Speaking of “way cool,” he’s forever doing cool stuff: We owe the best sound recordings of a Minicon Music Party to date to the fact that Gordon showed up at Minicon 24 (1989) with his DAT tape recorder and dutifully “caught the action,” and to the fact that he then took the time to dub the results to cassette tapes for those of us who are hardware-challenged. And I’m sure you’ve heard the story about the time a scheduling conflict prevented him from being at Bubonicon in the flesh…. And his old roommate, Bucky, claims that Gordon once ran into the streets wearing boxer shorts with hearts on them during an earthquake (or isn’t that cool? I think it is, but… well… anyway…). Oh yeah, and he was editor for a while at one of the revived prozines (Galaxy? Weird Tales? pardon my flaky memory—it’s been such a long exposition). And somebody said he was an editor with Eclipse Comics for a while, too.

But, you know, I don’t think any of that really defines Gordon. So what’s actually important about the guy?
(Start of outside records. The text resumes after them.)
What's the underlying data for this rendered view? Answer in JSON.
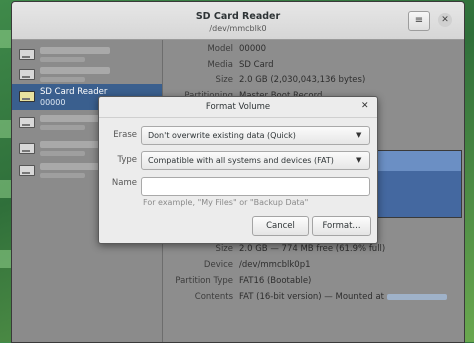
{
  "window": {
    "title": "SD Card Reader",
    "subtitle": "/dev/mmcblk0",
    "menu_icon": "hamburger-icon",
    "close_icon": "close-icon"
  },
  "sidebar": {
    "selected": {
      "name": "SD Card Reader",
      "size": "00000"
    }
  },
  "details": {
    "model_label": "Model",
    "model_value": "00000",
    "media_label": "Media",
    "media_value": "SD Card",
    "size_label": "Size",
    "size_value": "2.0 GB (2,030,043,136 bytes)",
    "partitioning_label": "Partitioning",
    "partitioning_value": "Master Boot Record",
    "vol_size_label": "Size",
    "vol_size_value": "2.0 GB — 774 MB free (61.9% full)",
    "device_label": "Device",
    "device_value": "/dev/mmcblk0p1",
    "ptype_label": "Partition Type",
    "ptype_value": "FAT16 (Bootable)",
    "contents_label": "Contents",
    "contents_value": "FAT (16-bit version) — Mounted at"
  },
  "dialog": {
    "title": "Format Volume",
    "erase_label": "Erase",
    "erase_value": "Don't overwrite existing data (Quick)",
    "type_label": "Type",
    "type_value": "Compatible with all systems and devices (FAT)",
    "name_label": "Name",
    "name_value": "",
    "name_hint": "For example, \"My Files\" or \"Backup Data\"",
    "cancel_label": "Cancel",
    "format_label": "Format..."
  },
  "colors": {
    "selection": "#3a5f8e",
    "volume_bar": "#4468a0"
  }
}
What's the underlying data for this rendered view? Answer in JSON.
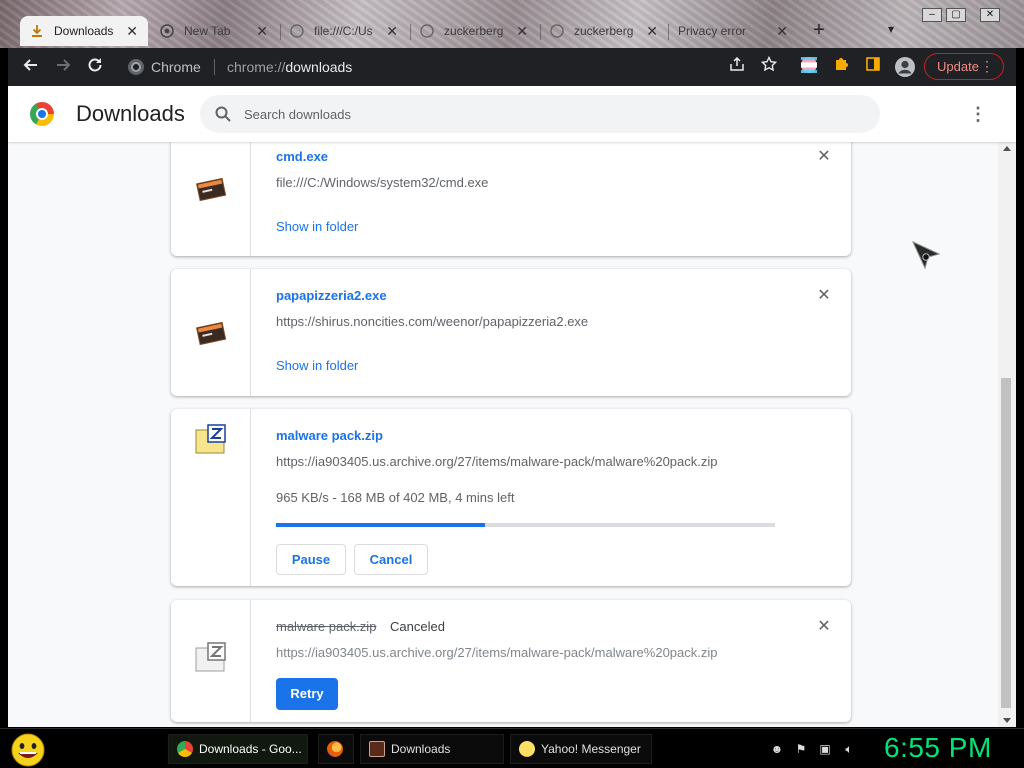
{
  "tabs": [
    {
      "title": "Downloads",
      "icon": "download-icon",
      "active": true
    },
    {
      "title": "New Tab",
      "icon": "chrome-icon"
    },
    {
      "title": "file:///C:/Us",
      "icon": "globe-icon"
    },
    {
      "title": "zuckerberg",
      "icon": "globe-icon"
    },
    {
      "title": "zuckerberg",
      "icon": "globe-icon"
    },
    {
      "title": "Privacy error",
      "icon": "warning-icon"
    }
  ],
  "toolbar": {
    "chip_label": "Chrome",
    "url_scheme": "chrome://",
    "url_host": "downloads",
    "update_label": "Update"
  },
  "header": {
    "title": "Downloads",
    "search_placeholder": "Search downloads"
  },
  "downloads": [
    {
      "name": "cmd.exe",
      "url": "file:///C:/Windows/system32/cmd.exe",
      "action": "Show in folder",
      "icon": "exe-icon"
    },
    {
      "name": "papapizzeria2.exe",
      "url": "https://shirus.noncities.com/weenor/papapizzeria2.exe",
      "action": "Show in folder",
      "icon": "exe-icon"
    },
    {
      "name": "malware pack.zip",
      "url": "https://ia903405.us.archive.org/27/items/malware-pack/malware%20pack.zip",
      "progress_text": "965 KB/s - 168 MB of 402 MB, 4 mins left",
      "progress": 0.418,
      "pause_label": "Pause",
      "cancel_label": "Cancel",
      "icon": "zip-icon"
    },
    {
      "name": "malware pack.zip",
      "status": "Canceled",
      "url": "https://ia903405.us.archive.org/27/items/malware-pack/malware%20pack.zip",
      "retry_label": "Retry",
      "icon": "zip-icon"
    }
  ],
  "taskbar": {
    "items": [
      {
        "label": "Downloads - Goo...",
        "icon": "chrome-icon",
        "active": true
      },
      {
        "label": "",
        "icon": "firefox-icon"
      },
      {
        "label": "Downloads",
        "icon": "folder-icon"
      },
      {
        "label": "Yahoo! Messenger",
        "icon": "yahoo-messenger-icon"
      }
    ],
    "clock": "6:55 PM"
  },
  "colors": {
    "accent": "#1a73e8",
    "update": "#f28b82",
    "clock": "#00e676"
  }
}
Well, here, try this on for size: a few years back, when he was thinking about changing jobs at Apple or leaving Apple or something, he said to me, “I’m tired of helping others achieve their dreams; I want to achieve some of my own.”

Now I frankly don’t know whether he’s been able to effect that change, either professionally or personally, although I certainly hope he has at least been able to move toward it. But I’ll tell you something: Gordon probably got himself into that jam professionally because that’s just how he is, and he’s darn good at it too. He’s a helper—a guy who makes things happen or helps things happen or sometimes just lets things happen. It doesn’t always or necessarily take a great deal of effort on his part, and it doesn’t necessarily cost him anything (and sometimes it isn’t even obvious that he’s the guy at the center of the action), but he’s always thinking and making connections and putting people together with other people or with stuff or whatever.

For example, I’m sitting here writing this on a Macintosh II computer that I got through Gordon during one of those “Apple special sales to employees and their friends.” Further, it’s not just a plain II any more, it’s a IIfx, because Gordon recently snared me an fx motherboard that was otherwise going to go to waste (it was going to be a gag gift at a stag party—ask Gordon to tell you about it, because it’s quite a story and I’d just get all the details goofed up). Neither of these things cost Gordon much—it was just a matter of him paying attention and being willing to do some nice things—but they’ve been invaluable to me. And these are just a couple of the more obvious, tangible examples I could cite. I’ll bet if you asked any of his other friends, they could give you some other examples of ways Gordon’s helped them achieve their dreams. This is a quality that sets him apart from most other people I know.

So, you know, Gordon’s just this guy, you know? But I’m proud to be able to call him my friend.


Some years ago I was asked to write a Guest of Honor bio of Gordon, a task I feel I failed miserably at because there was some crucial thing about him I couldn’t seem to get pinned down. I think now that I know what it is: Gordon is, to use Kurt Vonnegut’s terminology, a wampeter. That is, he is the hub around which a karass (or several karasses, more likely) revolve, regardless of whether he and they know it. A karass is a group of people working together, again regardless of whether they know it, toward a common goal. Further, it seems as if good things are more likely to happen to and for people simply because Gordon is around. It is an honor to be his friend.

*Written for Bubonicon <#>, 1996; ©1996, 2003 Fred A Levy Haskell.
†Written for Friendster.com, 05/29/2003; ©2003 Fred A Levy Haskell.